Enigmatic, charismatic, outspoken… there’s no shortage of opinion on Sir Bradley Wiggins but few will begrudge the 34-year-old a moment’s reflection as his a memorable Team Sky career concluded at Paris-Roubaix.
Wiggins’ career has seen no shortage of highs and he went into his last race in Team Sky colours bidding to become only the 15th rider to win both the Tour de France and Paris-Roubaix. A stinging attack with 30km got British hearts racing but ultimately it was a low-key end to Wiggins’ career, finishing 18th in a group 31 seconds behind John Degenkolb (Giant-Alpecin).
In the end, Wiggins wasn’t even the highest-placed Brit – that honour was reserved for the hugely impressive Luke Rowe, who had worked so hard for Wiggins in the front group, before securing a top ten finish for himself in eighth.
But Wiggins rode a smart race and, with the curtain coming down on five years at Team Sky, his place among the greats of British cycling is well and truly assured. The final chapter of his career will now see him move to the self-styled Team Wiggins on the UK domestic circuit and attempt to win a final Olympic gold medal on the track in Rio next summer.
Gold on the boards in Brazil would see Wiggins’ career come full circle after his first Olympic title in Athens in 2004. In the 11 years since Wiggins has established himself as cycling’s ultimate chameleon: a nine-time world and Olympic champion on the track, a Tour de France winner, world time trial champion and, briefly, a hardman of the cobbles.
Wiggins arrived at Team Sky from Garmin-Slipstream on the back of fourth place at the Tour de France in 2009, joining as leader of Britain’s new WorldTour super team. And while Wiggins’ first two appearances at the Tour for Team Sky ended in disappointment, with a below-par performance in 2010 and a broken collarbone the following year, he fulfilled Sir Dave Brailsford’s bold – and often scoffed at – prediction of delivering a first British Tour de France winner within five years. In fact, Wiggins topped the podium two years ahead of schedule.

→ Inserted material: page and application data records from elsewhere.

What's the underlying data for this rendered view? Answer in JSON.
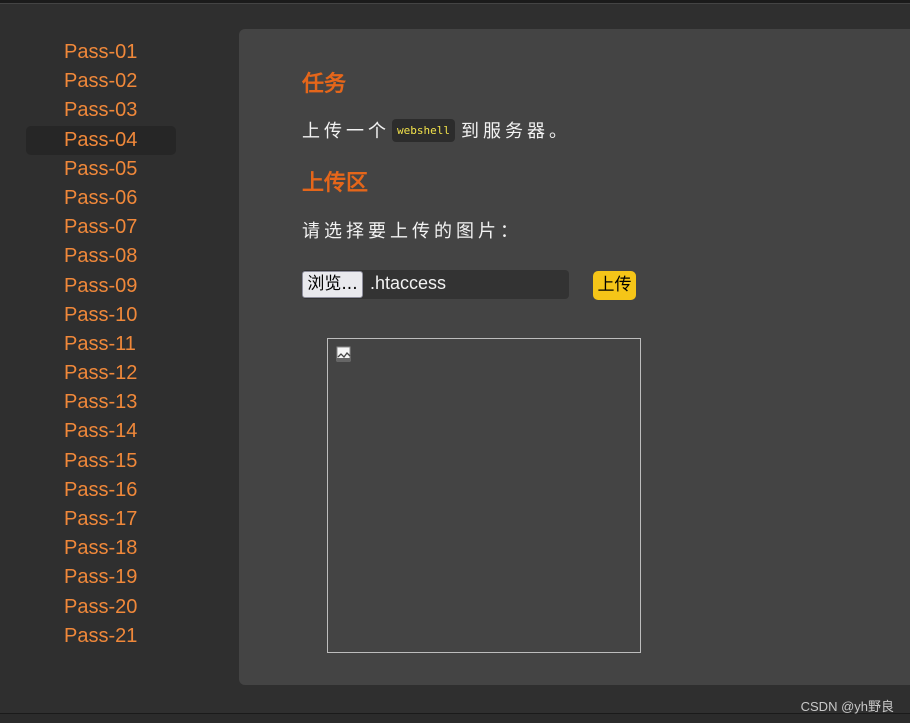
{
  "sidebar": {
    "items": [
      {
        "label": "Pass-01"
      },
      {
        "label": "Pass-02"
      },
      {
        "label": "Pass-03"
      },
      {
        "label": "Pass-04"
      },
      {
        "label": "Pass-05"
      },
      {
        "label": "Pass-06"
      },
      {
        "label": "Pass-07"
      },
      {
        "label": "Pass-08"
      },
      {
        "label": "Pass-09"
      },
      {
        "label": "Pass-10"
      },
      {
        "label": "Pass-11"
      },
      {
        "label": "Pass-12"
      },
      {
        "label": "Pass-13"
      },
      {
        "label": "Pass-14"
      },
      {
        "label": "Pass-15"
      },
      {
        "label": "Pass-16"
      },
      {
        "label": "Pass-17"
      },
      {
        "label": "Pass-18"
      },
      {
        "label": "Pass-19"
      },
      {
        "label": "Pass-20"
      },
      {
        "label": "Pass-21"
      }
    ],
    "active_label": "Pass-04"
  },
  "main": {
    "task_title": "任务",
    "task_prefix": "上传一个",
    "task_code": "webshell",
    "task_suffix": "到服务器。",
    "upload_title": "上传区",
    "upload_prompt": "请选择要上传的图片：",
    "browse_label": "浏览...",
    "file_value": ".htaccess",
    "upload_button": "上传",
    "preview_icon": "broken-image-icon"
  },
  "watermark": "CSDN @yh野良",
  "colors": {
    "accent": "#e5661a",
    "link": "#f0883a",
    "button": "#f5c518",
    "code_text": "#f2e24a"
  }
}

Of course, Wiggins’ Tour win wasn’t his only triumph in the summer of 2012, and was quickly followed by Olympic time trial victory. While Wiggins has failed to match the highs of that annus mirabilis, with his much-publicised falling out with Chris Froome generating almost as many headlines, there has been plenty of success since.
Wiggins was crowned Tour of Britain winner in 2013, enjoyed Tour of California success in 2014 and added the world time trial championship to his palmares in September, with his final Team Sky victory coming in the rainbow skinsuit at the Three Days of De Panne in the build-up to Paris-Roubaix.

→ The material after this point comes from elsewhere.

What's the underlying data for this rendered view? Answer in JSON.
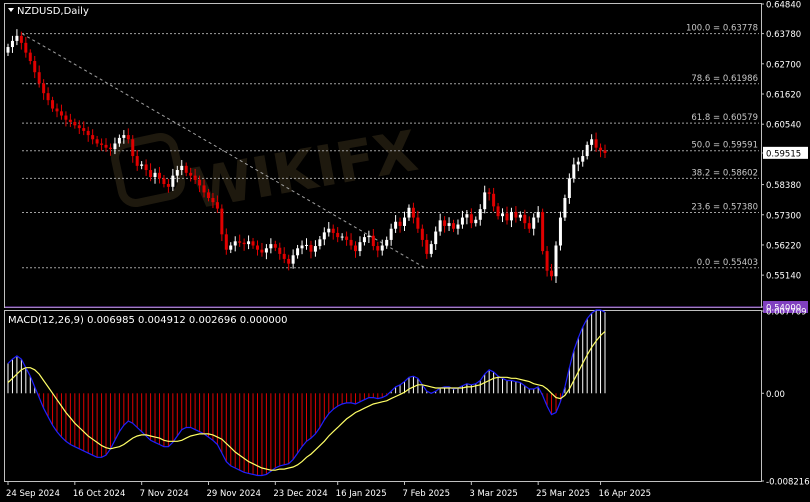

In truth, that final Paris-Roubaix appearance will read as only a footnote on the concluding page of Wiggins’ Team Sky story, but again he proved his class and adaptability with two strong attacks.
Wiggins will now pass the Paris-Roubaix baton to Rowe, Geraint Thomas and Ian Stannard – three young British riders who will have benefited hugely from the pivotal role Wiggins has played in revitalising the sport. Indeed, Wiggins’ impact off the bike, in putting cycling back in the limelight in the UK, serving as a role model to aspiring riders, and providing the initial success which led to the formation of Team Sky, which will serve as his lasting legacy.
Wiggins’ career is far from over, even if his time riding cycling’s biggest races has come to an end, and there are no doubt a few more thrills and spills to come on the road to Rio.
But a memorable chapter came to an end as he climbed aboard the Team Sky bus for the final time after Paris-Roubaix – a trailblazing chapter which came with unprecedented success, thrilling a nation and putting British cycle sport firmly on the map.